* [AIM OF THE EXERCISE] Go through the listing that follows and report the number of lines with the string "Interazioni" in them, nothing more.

* [INFORMATION GIVEN]
BEGIN

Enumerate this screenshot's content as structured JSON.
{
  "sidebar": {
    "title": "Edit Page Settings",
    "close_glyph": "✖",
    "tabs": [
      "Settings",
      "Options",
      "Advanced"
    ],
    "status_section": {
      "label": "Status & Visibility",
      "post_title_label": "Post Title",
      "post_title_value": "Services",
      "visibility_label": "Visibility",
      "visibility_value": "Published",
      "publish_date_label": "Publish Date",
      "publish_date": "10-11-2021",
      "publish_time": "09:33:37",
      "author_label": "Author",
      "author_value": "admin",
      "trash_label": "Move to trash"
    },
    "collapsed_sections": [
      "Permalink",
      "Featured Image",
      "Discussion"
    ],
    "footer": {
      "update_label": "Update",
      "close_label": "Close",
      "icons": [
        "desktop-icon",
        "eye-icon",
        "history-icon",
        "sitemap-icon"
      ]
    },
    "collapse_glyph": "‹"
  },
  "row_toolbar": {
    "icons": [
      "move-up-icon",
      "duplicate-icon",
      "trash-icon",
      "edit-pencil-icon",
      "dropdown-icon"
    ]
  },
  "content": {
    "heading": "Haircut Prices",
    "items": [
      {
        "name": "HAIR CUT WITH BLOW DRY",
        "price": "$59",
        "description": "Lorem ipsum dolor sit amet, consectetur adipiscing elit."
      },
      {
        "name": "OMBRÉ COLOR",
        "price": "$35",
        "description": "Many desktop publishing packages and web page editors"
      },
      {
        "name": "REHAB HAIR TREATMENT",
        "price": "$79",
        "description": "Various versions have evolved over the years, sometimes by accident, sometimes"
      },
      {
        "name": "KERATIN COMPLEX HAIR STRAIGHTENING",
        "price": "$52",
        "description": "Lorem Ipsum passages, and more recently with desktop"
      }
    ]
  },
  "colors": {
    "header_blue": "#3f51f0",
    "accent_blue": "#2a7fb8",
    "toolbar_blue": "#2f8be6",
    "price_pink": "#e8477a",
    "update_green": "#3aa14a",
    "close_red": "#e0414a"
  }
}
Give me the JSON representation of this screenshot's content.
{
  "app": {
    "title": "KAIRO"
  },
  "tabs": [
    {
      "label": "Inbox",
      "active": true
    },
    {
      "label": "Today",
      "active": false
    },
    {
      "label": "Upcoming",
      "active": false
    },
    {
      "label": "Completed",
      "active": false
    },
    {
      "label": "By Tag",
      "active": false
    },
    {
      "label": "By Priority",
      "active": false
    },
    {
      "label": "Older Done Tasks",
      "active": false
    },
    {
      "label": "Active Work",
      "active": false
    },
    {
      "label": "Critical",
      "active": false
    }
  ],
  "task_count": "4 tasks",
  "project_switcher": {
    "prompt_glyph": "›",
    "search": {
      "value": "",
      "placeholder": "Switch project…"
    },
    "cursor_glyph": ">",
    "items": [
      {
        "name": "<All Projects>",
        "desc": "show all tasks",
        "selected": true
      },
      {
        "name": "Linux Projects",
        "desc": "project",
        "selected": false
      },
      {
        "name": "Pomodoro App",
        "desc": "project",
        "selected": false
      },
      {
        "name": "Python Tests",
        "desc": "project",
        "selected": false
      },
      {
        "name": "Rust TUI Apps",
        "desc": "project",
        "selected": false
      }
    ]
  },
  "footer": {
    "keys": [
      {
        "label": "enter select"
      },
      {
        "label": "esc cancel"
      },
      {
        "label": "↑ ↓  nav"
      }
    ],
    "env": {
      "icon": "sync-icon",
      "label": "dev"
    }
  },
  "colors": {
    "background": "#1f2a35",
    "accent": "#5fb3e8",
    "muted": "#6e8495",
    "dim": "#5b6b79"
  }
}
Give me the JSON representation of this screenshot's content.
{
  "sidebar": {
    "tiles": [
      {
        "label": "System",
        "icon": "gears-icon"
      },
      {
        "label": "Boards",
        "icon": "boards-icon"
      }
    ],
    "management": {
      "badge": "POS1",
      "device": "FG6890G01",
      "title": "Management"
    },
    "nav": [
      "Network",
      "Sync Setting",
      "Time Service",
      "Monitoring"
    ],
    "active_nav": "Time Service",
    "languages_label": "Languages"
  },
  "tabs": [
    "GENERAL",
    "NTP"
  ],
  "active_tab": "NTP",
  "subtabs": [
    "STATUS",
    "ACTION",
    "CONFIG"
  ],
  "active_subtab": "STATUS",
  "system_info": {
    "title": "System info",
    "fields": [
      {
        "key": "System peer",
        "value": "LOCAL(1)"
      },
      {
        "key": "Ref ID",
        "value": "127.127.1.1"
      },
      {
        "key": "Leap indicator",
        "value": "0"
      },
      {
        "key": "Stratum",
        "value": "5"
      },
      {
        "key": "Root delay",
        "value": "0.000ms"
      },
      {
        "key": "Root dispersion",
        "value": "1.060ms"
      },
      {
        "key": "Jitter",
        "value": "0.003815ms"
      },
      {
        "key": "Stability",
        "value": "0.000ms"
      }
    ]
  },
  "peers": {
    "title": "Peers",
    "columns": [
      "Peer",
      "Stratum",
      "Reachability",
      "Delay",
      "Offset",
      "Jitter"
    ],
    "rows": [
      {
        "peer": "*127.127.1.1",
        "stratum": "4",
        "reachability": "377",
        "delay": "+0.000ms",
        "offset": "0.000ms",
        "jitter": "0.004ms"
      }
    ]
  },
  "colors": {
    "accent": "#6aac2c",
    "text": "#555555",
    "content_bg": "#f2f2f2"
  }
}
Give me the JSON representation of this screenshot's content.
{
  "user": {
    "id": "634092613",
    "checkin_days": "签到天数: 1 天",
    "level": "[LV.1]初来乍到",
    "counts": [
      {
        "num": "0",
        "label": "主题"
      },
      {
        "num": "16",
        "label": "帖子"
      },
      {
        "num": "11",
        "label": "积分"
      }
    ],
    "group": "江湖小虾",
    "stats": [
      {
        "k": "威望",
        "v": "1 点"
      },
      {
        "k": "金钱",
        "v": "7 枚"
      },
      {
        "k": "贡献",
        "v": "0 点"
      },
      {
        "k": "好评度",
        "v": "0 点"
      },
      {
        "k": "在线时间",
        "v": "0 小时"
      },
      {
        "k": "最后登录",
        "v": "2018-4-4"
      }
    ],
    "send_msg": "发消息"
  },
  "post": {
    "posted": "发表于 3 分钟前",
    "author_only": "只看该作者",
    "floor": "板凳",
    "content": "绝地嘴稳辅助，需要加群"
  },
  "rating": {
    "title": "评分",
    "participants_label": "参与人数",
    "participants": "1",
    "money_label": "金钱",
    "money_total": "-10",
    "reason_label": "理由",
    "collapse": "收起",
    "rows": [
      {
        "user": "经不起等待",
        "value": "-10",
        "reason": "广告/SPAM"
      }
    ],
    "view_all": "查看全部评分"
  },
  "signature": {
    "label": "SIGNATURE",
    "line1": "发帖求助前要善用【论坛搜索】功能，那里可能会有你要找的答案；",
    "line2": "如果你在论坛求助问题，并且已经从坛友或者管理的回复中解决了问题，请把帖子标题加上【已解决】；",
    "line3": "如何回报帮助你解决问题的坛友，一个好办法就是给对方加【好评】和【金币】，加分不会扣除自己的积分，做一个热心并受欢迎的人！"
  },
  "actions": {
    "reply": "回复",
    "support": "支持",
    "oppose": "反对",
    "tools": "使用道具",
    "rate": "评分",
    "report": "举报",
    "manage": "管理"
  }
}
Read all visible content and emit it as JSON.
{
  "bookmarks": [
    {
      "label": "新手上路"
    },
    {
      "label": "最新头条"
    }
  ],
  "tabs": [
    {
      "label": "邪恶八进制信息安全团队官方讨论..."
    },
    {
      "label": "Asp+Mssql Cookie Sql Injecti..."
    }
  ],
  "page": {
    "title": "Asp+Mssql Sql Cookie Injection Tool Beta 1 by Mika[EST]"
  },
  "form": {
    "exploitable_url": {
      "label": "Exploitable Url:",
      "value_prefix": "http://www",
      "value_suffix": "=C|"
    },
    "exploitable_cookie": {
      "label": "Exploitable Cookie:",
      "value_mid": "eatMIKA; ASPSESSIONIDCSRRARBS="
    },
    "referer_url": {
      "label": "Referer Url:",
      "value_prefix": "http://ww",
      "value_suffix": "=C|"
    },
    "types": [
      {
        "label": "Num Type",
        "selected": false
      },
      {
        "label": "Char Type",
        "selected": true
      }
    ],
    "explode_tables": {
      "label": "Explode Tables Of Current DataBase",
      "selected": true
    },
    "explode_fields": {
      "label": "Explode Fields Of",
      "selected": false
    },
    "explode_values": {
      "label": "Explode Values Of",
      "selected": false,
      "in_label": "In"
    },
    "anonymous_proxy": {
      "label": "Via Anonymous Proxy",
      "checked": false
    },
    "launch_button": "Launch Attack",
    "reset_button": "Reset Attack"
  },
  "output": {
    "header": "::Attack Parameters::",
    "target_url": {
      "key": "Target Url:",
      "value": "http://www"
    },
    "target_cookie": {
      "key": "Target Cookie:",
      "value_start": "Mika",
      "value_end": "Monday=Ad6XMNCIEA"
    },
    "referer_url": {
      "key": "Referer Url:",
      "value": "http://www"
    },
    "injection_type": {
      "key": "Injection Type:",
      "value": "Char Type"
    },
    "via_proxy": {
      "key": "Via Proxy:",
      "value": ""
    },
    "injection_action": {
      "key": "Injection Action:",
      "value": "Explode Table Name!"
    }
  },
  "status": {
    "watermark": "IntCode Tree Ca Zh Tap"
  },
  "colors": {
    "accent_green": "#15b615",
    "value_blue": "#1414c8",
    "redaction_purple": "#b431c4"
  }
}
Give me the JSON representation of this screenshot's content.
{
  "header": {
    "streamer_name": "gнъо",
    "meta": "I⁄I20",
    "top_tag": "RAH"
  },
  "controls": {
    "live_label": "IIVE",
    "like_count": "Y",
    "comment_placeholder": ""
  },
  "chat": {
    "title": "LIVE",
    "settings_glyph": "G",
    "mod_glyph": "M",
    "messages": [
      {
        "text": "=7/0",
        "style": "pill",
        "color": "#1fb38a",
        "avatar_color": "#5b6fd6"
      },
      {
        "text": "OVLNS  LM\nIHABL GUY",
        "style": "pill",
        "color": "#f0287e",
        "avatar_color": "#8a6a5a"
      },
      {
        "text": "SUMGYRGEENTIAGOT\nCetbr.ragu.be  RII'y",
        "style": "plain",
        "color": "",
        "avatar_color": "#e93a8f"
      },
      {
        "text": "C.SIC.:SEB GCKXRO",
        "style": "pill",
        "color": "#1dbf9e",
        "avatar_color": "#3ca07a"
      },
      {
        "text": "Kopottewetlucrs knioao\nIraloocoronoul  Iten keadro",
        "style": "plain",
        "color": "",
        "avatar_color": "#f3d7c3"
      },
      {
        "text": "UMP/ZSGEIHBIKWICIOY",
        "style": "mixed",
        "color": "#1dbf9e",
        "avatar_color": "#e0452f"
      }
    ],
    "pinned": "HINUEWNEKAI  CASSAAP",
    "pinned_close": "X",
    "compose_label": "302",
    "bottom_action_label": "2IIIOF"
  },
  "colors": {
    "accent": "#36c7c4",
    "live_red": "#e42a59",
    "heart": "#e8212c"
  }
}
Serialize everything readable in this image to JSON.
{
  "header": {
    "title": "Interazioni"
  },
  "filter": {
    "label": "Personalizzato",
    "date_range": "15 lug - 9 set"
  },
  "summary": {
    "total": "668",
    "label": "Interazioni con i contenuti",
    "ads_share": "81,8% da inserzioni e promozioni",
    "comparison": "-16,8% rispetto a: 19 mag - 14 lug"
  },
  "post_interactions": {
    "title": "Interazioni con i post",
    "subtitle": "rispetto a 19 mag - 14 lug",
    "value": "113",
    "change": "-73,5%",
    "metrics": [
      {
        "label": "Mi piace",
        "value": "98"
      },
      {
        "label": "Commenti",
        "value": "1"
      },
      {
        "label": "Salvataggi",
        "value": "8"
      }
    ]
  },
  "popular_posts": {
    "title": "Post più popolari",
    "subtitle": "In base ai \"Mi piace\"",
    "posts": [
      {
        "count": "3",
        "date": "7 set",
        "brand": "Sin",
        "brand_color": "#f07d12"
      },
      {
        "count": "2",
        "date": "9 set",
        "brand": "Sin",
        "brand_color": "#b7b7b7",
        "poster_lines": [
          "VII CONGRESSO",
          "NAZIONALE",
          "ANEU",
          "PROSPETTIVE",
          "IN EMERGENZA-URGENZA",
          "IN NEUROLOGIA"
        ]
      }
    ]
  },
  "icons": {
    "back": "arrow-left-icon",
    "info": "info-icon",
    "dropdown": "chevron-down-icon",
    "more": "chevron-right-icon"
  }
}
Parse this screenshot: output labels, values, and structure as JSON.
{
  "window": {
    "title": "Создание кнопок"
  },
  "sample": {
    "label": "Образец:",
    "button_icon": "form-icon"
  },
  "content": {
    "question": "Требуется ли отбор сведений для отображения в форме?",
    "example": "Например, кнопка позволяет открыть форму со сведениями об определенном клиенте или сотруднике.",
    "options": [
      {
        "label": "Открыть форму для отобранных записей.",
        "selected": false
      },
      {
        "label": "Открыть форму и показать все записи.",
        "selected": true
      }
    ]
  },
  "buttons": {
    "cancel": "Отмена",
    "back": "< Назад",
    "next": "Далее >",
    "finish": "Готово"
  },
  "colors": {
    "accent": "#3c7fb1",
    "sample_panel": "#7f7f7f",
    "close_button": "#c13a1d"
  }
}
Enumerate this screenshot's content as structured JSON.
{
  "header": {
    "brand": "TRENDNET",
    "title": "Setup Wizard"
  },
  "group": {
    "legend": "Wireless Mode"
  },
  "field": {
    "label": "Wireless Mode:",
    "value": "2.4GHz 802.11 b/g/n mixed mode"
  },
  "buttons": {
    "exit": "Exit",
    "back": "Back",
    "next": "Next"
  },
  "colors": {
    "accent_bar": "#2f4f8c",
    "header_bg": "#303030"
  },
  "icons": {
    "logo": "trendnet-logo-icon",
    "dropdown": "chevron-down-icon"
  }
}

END

* [RESULT FOR THIS TASK] 3